A Life of Gratitude

It’s quite easy to be negative. Sometimes it seems that more and more people are becoming that way all around me. I feel it’s like a virus that slowly creeps upon me, ready to invade all the parts of me trying to stay as positive as I can with what I go through pain-wise everyday.

For most of my life I was a negative person. I saw the sky as always full of clouds regardless if it was a sunny day or not. The slightest thing would turn a great day into a horrible one. And I criticized just about everything in my daily conversations with anyone.

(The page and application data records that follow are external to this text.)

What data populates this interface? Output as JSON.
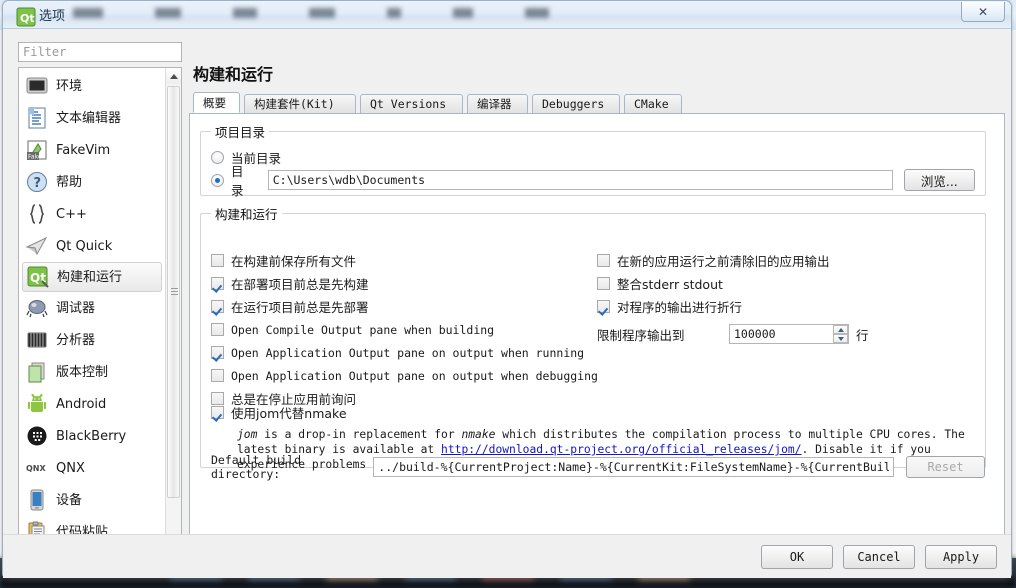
{
  "window": {
    "title": "选项",
    "app_icon": "qt-logo-icon",
    "close_label": "✕"
  },
  "filter": {
    "placeholder": "Filter",
    "value": ""
  },
  "sidebar": {
    "items": [
      {
        "label": "环境",
        "icon": "monitor-icon",
        "selected": false
      },
      {
        "label": "文本编辑器",
        "icon": "text-editor-icon",
        "selected": false
      },
      {
        "label": "FakeVim",
        "icon": "fakevim-icon",
        "selected": false
      },
      {
        "label": "帮助",
        "icon": "help-question-icon",
        "selected": false
      },
      {
        "label": "C++",
        "icon": "braces-icon",
        "selected": false
      },
      {
        "label": "Qt Quick",
        "icon": "paper-plane-icon",
        "selected": false
      },
      {
        "label": "构建和运行",
        "icon": "qt-build-icon",
        "selected": true
      },
      {
        "label": "调试器",
        "icon": "bug-icon",
        "selected": false
      },
      {
        "label": "分析器",
        "icon": "analyzer-icon",
        "selected": false
      },
      {
        "label": "版本控制",
        "icon": "version-control-icon",
        "selected": false
      },
      {
        "label": "Android",
        "icon": "android-icon",
        "selected": false
      },
      {
        "label": "BlackBerry",
        "icon": "blackberry-icon",
        "selected": false
      },
      {
        "label": "QNX",
        "icon": "qnx-icon",
        "selected": false
      },
      {
        "label": "设备",
        "icon": "device-phone-icon",
        "selected": false
      },
      {
        "label": "代码粘贴",
        "icon": "clipboard-paste-icon",
        "selected": false
      }
    ],
    "scrollbar": {
      "up_arrow": "▲",
      "down_arrow": "▼"
    }
  },
  "page": {
    "title": "构建和运行",
    "tabs": [
      {
        "label": "概要",
        "active": true
      },
      {
        "label": "构建套件(Kit)",
        "active": false
      },
      {
        "label": "Qt Versions",
        "active": false
      },
      {
        "label": "编译器",
        "active": false
      },
      {
        "label": "Debuggers",
        "active": false
      },
      {
        "label": "CMake",
        "active": false
      }
    ]
  },
  "project_directory_group": {
    "legend": "项目目录",
    "radio_current": {
      "label": "当前目录",
      "checked": false
    },
    "radio_directory": {
      "label": "目录",
      "checked": true
    },
    "path_value": "C:\\Users\\wdb\\Documents",
    "browse_button": "浏览..."
  },
  "build_run_group": {
    "legend": "构建和运行",
    "left_checkboxes": [
      {
        "label": "在构建前保存所有文件",
        "checked": false,
        "mono": false
      },
      {
        "label": "在部署项目前总是先构建",
        "checked": true,
        "mono": false
      },
      {
        "label": "在运行项目前总是先部署",
        "checked": true,
        "mono": false
      },
      {
        "label": "Open Compile Output pane when building",
        "checked": false,
        "mono": true
      },
      {
        "label": "Open Application Output pane on output when running",
        "checked": true,
        "mono": true
      },
      {
        "label": "Open Application Output pane on output when debugging",
        "checked": false,
        "mono": true
      },
      {
        "label": "总是在停止应用前询问",
        "checked": false,
        "mono": false
      }
    ],
    "right_checkboxes": [
      {
        "label": "在新的应用运行之前清除旧的应用输出",
        "checked": false,
        "mono": false
      },
      {
        "label": "整合stderr stdout",
        "checked": false,
        "mono": false
      },
      {
        "label": "对程序的输出进行折行",
        "checked": true,
        "mono": false
      }
    ],
    "limit_output": {
      "label": "限制程序输出到",
      "value": "100000",
      "suffix": "行"
    },
    "jom": {
      "checkbox_label": "使用jom代替nmake",
      "checked": true,
      "desc_part1": "jom",
      "desc_part2": " is a drop-in replacement for ",
      "desc_part3": "nmake",
      "desc_part4": " which distributes the compilation process to multiple CPU cores. The latest binary is available at ",
      "link_text": "http://download.qt-project.org/official_releases/jom/",
      "desc_part5": ". Disable it if you experience problems with your builds."
    },
    "default_build_directory": {
      "label": "Default build directory:",
      "value": "../build-%{CurrentProject:Name}-%{CurrentKit:FileSystemName}-%{CurrentBuild:Name}",
      "reset_button": "Reset",
      "reset_enabled": false
    }
  },
  "footer": {
    "ok": "OK",
    "cancel": "Cancel",
    "apply": "Apply"
  },
  "colors": {
    "accent_blue": "#1b6fc4",
    "link": "#1414c8",
    "window_bg": "#f0f0f0",
    "pane_bg": "#ffffff",
    "border": "#a9b7c6"
  }
}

I’ve really worked hard on this, and I do my best today to keep my distance from those who are like I once was. I’ve learned that the more I spend time around those that are highly negative, the more I start to become like them as well. On my recent vacation, I was on a cruise where it was apparent to my partner and I that the ship had an abundance of negativity present. During a massage that I splurged for, the masseuse commented similarly saying that the rest of the spa practictioners were noticing it as well.

It’s hard for me to fathom why there was so much negativity present in the first place. Just being on a ship in the carribean with sunny 80 degree days, having meals served to me in several courses daily, and having a room steward to clean up after me is more than most people will ever experience in their lifetime. My cruise stopped at five different islands in the carribean. At each island, I spent time on some exotic beach while the rest of the people I knew back home were dealing with another 24 inches of snow dropping and freezing cold weather while they went to work.

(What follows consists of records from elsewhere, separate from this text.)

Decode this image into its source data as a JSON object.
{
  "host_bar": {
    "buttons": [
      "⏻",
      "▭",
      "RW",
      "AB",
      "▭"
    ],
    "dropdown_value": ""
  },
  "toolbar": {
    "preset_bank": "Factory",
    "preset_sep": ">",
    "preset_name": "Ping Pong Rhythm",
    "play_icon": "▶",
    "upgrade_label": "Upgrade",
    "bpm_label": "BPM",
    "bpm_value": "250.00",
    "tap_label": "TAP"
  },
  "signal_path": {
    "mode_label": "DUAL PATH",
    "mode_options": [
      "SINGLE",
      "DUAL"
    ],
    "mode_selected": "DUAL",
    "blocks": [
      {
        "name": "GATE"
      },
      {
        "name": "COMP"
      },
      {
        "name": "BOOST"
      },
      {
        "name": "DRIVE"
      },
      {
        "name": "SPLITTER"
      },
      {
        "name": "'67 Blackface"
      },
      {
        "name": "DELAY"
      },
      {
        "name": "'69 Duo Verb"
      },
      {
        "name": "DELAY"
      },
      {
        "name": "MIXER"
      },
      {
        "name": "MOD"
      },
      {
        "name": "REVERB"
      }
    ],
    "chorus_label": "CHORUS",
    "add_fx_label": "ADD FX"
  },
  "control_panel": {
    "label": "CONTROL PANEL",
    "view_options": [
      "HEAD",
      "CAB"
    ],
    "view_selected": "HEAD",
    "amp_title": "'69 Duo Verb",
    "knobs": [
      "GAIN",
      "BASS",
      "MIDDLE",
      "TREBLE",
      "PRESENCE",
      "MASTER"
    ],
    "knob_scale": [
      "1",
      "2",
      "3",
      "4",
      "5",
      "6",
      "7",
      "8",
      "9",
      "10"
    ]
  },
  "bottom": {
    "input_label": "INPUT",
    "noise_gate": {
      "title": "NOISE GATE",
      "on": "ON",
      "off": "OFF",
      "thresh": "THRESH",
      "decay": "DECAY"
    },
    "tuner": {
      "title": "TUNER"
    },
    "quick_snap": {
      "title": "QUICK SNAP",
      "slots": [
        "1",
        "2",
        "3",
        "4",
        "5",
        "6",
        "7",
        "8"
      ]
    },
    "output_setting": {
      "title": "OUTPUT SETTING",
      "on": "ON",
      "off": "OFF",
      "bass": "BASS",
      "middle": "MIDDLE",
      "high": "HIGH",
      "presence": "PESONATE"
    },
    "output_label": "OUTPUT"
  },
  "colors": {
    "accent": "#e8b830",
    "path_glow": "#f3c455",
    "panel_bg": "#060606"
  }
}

With the transition I’m going through to become a more God-centered individual, I have tried on every level to remain grateful for what I have in my life. For most of my life prior to the past few years, I was probably like the vast majority of the complainers on the ship I just sailed on. Spending a lot of money on a vacation in the past would raise the bar level for me on what I felt like I deserved. My expectations became higher and at the same time so did my dissastisfactions. It made me wonder if that was what was happening on my cruise. During it,  I noticed that when I spent time talking to people around the ship that were criticizing it or anything else for that matter, that I slipped into my old behaviors and became just as critical.

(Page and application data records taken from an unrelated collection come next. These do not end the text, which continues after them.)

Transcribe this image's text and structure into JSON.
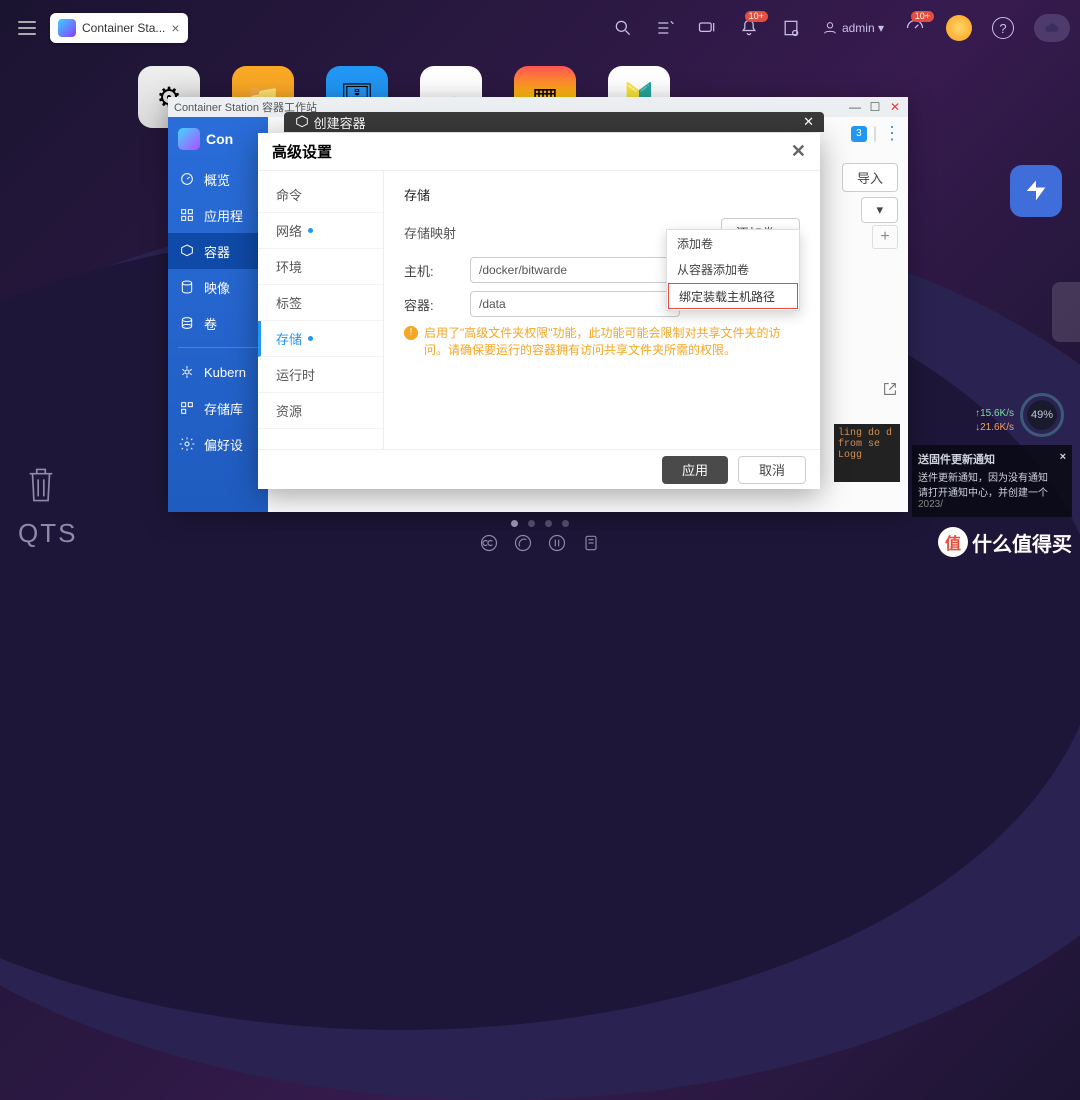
{
  "topbar": {
    "tab": {
      "label": "Container Sta...",
      "close": "×"
    },
    "notif_badge": "10+",
    "dash_badge": "10+",
    "user": "admin ▾"
  },
  "cs": {
    "title": "Container Station 容器工作站",
    "logo": "Con",
    "nav": {
      "overview": "概览",
      "apps": "应用程",
      "containers": "容器",
      "images": "映像",
      "volumes": "卷",
      "kubernetes": "Kubern",
      "storage": "存储库",
      "prefs": "偏好设"
    },
    "count": "3",
    "import": "导入",
    "caret": "▾",
    "plus": "+",
    "term": "ling do\nd from\nse Logg"
  },
  "modal_create": {
    "title": "创建容器"
  },
  "modal_adv": {
    "title": "高级设置",
    "side": {
      "cmd": "命令",
      "net": "网络",
      "env": "环境",
      "labels": "标签",
      "storage": "存储",
      "runtime": "运行时",
      "res": "资源"
    },
    "pane": {
      "heading": "存储",
      "mapping": "存储映射",
      "add_volume": "添加卷 ▴",
      "host_label": "主机:",
      "host_value": "/docker/bitwarde",
      "container_label": "容器:",
      "container_value": "/data",
      "warning": "启用了\"高级文件夹权限\"功能，此功能可能会限制对共享文件夹的访问。请确保要运行的容器拥有访问共享文件夹所需的权限。"
    },
    "dropdown": {
      "opt1": "添加卷",
      "opt2": "从容器添加卷",
      "opt3": "绑定装载主机路径"
    },
    "apply": "应用",
    "cancel": "取消"
  },
  "sys_label": "QTS",
  "gauge": "49%",
  "net": {
    "up": "↑15.6K/s",
    "down": "↓21.6K/s"
  },
  "toast": {
    "title": "送固件更新通知",
    "body": "送件更新通知，因为没有通知\n请打开通知中心，并创建一个",
    "date": "2023/",
    "x": "×"
  },
  "watermark": "什么值得买"
}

I’ve had more in my life than what 90 percent of the world’s population may ever see. I’ve been to places most never will be able to afford to go to. I’ve dined out at many four and five star restaurants when so many are starving to death somewhere in the world.  I’ve lived in homes that many homeless people would dream of living in. I’ve owned possessions such as cars or other gadgets that are considered luxuries and unobtainable to most families. And up until a few years ago, I was completely and utterly ungrateful for what I had and what I was still able to do. Over the past year, I’ve prayed to God to become more grateful on every level and in every area of my life. I write every night in a journal at least nine things that I’m grateful for in the day that has just passed. And I thank God verbally each and every moment when I’m experiencing something that I know most people might never be able to see or do or buy or own, in their entire lifetime.

Being on a cruise and having gourmet meals, visiting beautiful islands, and even just being able to take a vacation like that is something I’m extremely grateful to God for today. While the ship may have been full of negative people, there was one who was doing his best to focus on what was good and wonderful, than what was lacking and frustrating. I had my downfalls at moments during my vacation, but all in all, I was more positive than negative than any other time I’ve travelled in the past. I only have God to thank for that. I know the more I strive to be a God-centered individual, the more I will remain grateful in my life for all of what I have and all of what I experience.

Peace, love, light, and joy,

Andrew Arthur Dawson